Collected data
↓

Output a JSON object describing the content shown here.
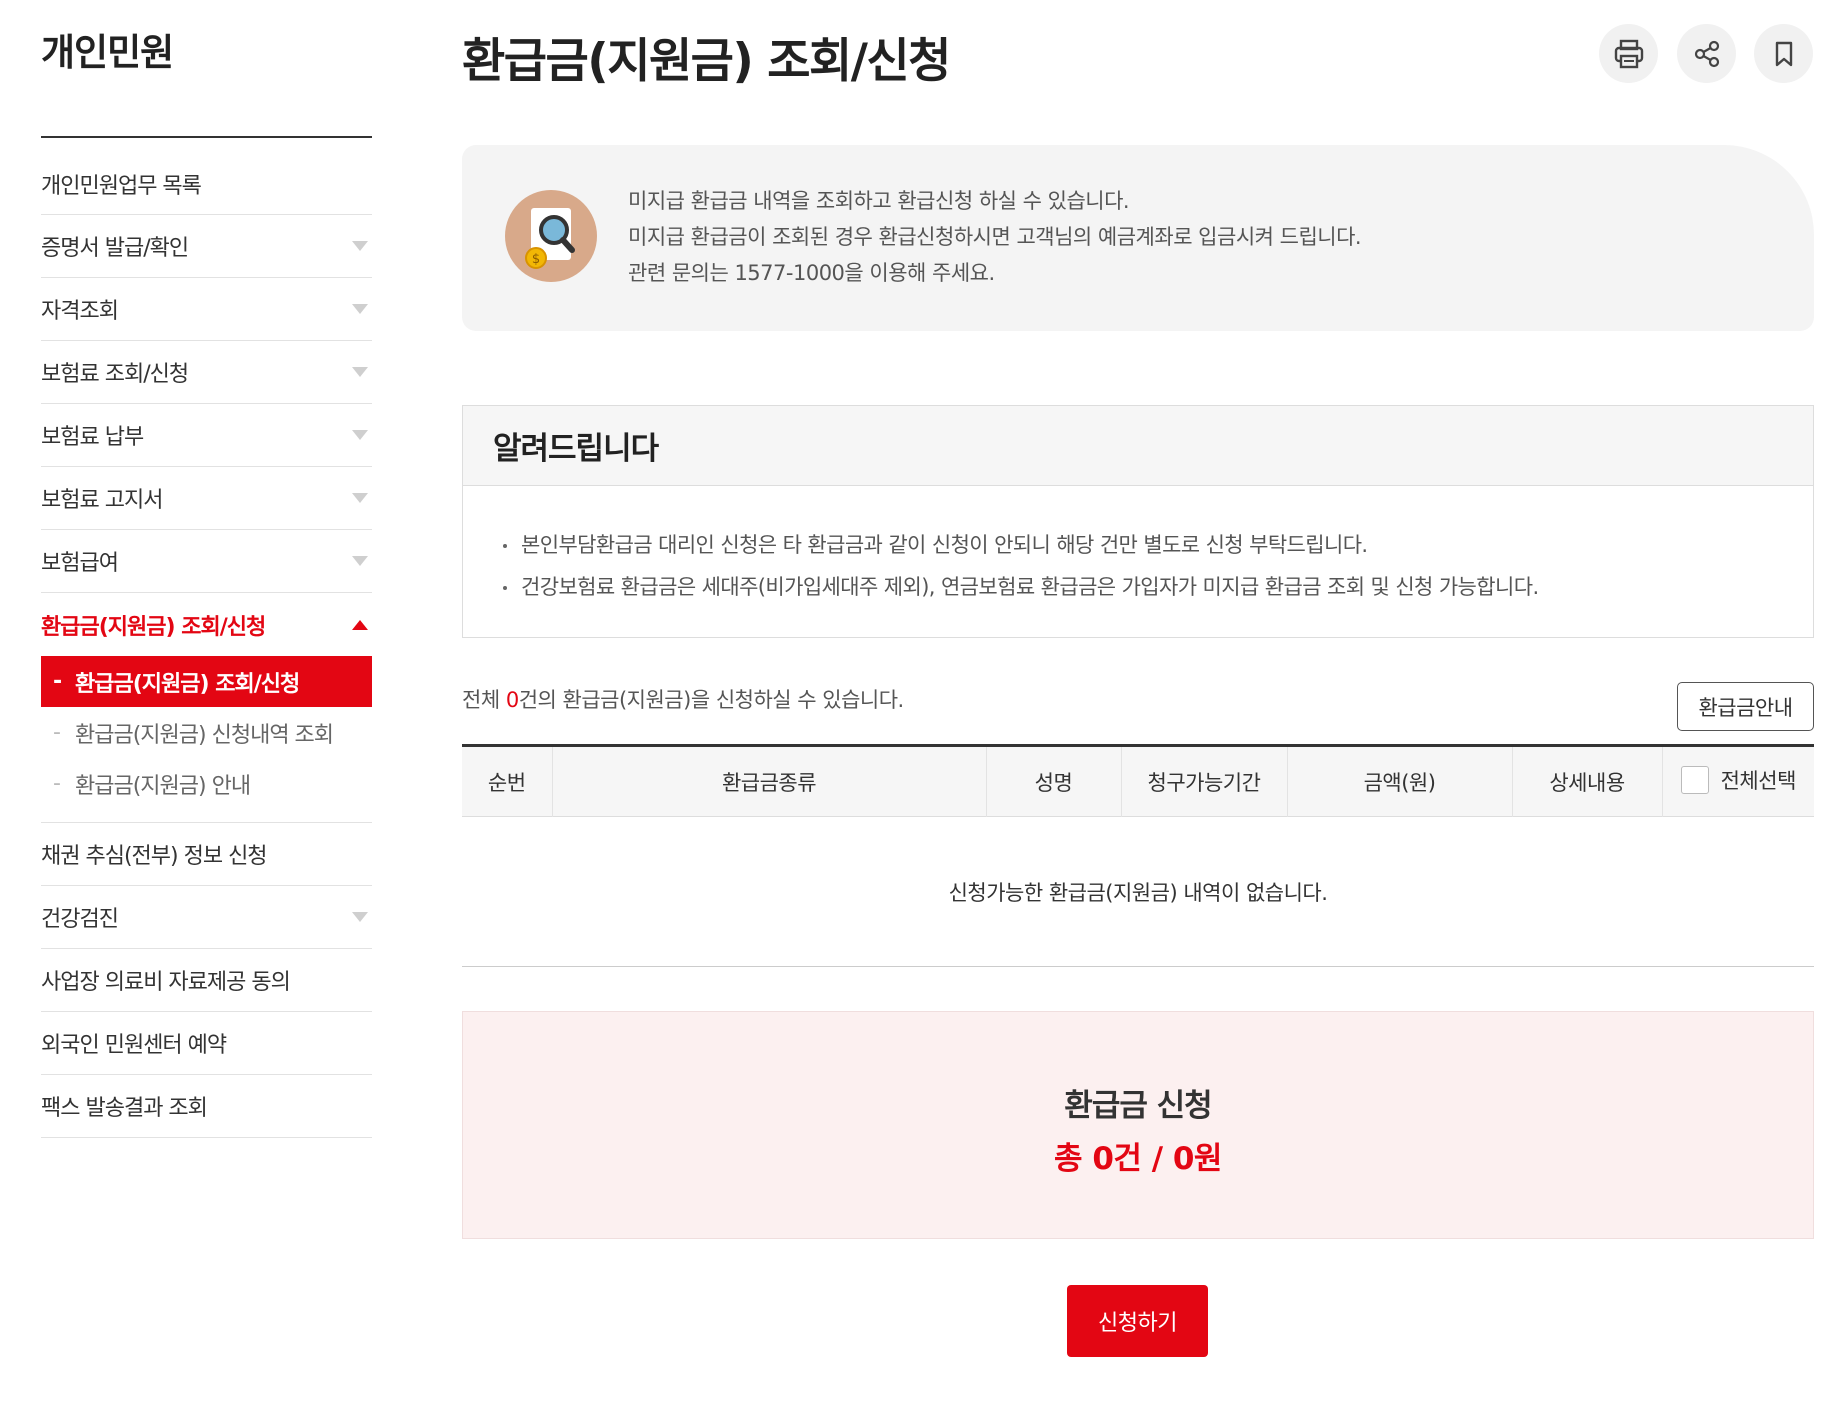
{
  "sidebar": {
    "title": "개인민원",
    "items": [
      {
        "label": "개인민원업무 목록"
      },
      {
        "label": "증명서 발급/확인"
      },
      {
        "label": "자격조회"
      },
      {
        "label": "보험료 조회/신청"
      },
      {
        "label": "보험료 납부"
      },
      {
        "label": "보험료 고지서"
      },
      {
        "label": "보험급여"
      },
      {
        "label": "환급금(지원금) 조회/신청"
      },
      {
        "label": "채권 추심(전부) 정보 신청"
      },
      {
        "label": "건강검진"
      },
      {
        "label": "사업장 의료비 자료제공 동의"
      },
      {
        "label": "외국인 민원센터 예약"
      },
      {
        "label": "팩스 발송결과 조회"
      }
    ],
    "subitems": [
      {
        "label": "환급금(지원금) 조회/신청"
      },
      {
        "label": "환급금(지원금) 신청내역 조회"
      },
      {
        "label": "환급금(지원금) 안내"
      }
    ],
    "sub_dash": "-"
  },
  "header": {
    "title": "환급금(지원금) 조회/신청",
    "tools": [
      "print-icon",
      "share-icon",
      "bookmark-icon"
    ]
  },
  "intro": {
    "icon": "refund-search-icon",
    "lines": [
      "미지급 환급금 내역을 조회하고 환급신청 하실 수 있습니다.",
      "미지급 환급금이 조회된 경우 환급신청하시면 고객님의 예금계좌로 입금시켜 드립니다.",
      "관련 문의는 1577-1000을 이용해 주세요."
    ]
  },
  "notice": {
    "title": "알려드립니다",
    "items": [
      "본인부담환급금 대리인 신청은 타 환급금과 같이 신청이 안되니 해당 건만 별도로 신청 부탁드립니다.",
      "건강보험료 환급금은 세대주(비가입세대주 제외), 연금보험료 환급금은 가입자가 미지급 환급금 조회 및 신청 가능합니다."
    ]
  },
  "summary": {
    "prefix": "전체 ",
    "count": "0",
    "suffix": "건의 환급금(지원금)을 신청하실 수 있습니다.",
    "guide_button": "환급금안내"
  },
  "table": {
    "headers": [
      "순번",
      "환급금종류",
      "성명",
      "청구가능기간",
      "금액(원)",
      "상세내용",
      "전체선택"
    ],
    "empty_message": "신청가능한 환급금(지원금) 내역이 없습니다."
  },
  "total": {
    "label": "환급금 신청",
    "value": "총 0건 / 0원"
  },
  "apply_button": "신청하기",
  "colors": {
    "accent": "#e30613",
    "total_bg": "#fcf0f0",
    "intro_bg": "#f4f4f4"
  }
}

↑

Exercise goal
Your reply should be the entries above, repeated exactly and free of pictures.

Output of the exercise
Output a JSON object describing the content shown here.
{
  "sidebar": {
    "title": "개인민원",
    "items": [
      {
        "label": "개인민원업무 목록"
      },
      {
        "label": "증명서 발급/확인"
      },
      {
        "label": "자격조회"
      },
      {
        "label": "보험료 조회/신청"
      },
      {
        "label": "보험료 납부"
      },
      {
        "label": "보험료 고지서"
      },
      {
        "label": "보험급여"
      },
      {
        "label": "환급금(지원금) 조회/신청"
      },
      {
        "label": "채권 추심(전부) 정보 신청"
      },
      {
        "label": "건강검진"
      },
      {
        "label": "사업장 의료비 자료제공 동의"
      },
      {
        "label": "외국인 민원센터 예약"
      },
      {
        "label": "팩스 발송결과 조회"
      }
    ],
    "subitems": [
      {
        "label": "환급금(지원금) 조회/신청"
      },
      {
        "label": "환급금(지원금) 신청내역 조회"
      },
      {
        "label": "환급금(지원금) 안내"
      }
    ],
    "sub_dash": "-"
  },
  "header": {
    "title": "환급금(지원금) 조회/신청",
    "tools": [
      "print-icon",
      "share-icon",
      "bookmark-icon"
    ]
  },
  "intro": {
    "icon": "refund-search-icon",
    "lines": [
      "미지급 환급금 내역을 조회하고 환급신청 하실 수 있습니다.",
      "미지급 환급금이 조회된 경우 환급신청하시면 고객님의 예금계좌로 입금시켜 드립니다.",
      "관련 문의는 1577-1000을 이용해 주세요."
    ]
  },
  "notice": {
    "title": "알려드립니다",
    "items": [
      "본인부담환급금 대리인 신청은 타 환급금과 같이 신청이 안되니 해당 건만 별도로 신청 부탁드립니다.",
      "건강보험료 환급금은 세대주(비가입세대주 제외), 연금보험료 환급금은 가입자가 미지급 환급금 조회 및 신청 가능합니다."
    ]
  },
  "summary": {
    "prefix": "전체 ",
    "count": "0",
    "suffix": "건의 환급금(지원금)을 신청하실 수 있습니다.",
    "guide_button": "환급금안내"
  },
  "table": {
    "headers": [
      "순번",
      "환급금종류",
      "성명",
      "청구가능기간",
      "금액(원)",
      "상세내용",
      "전체선택"
    ],
    "empty_message": "신청가능한 환급금(지원금) 내역이 없습니다."
  },
  "total": {
    "label": "환급금 신청",
    "value": "총 0건 / 0원"
  },
  "apply_button": "신청하기",
  "colors": {
    "accent": "#e30613",
    "total_bg": "#fcf0f0",
    "intro_bg": "#f4f4f4"
  }
}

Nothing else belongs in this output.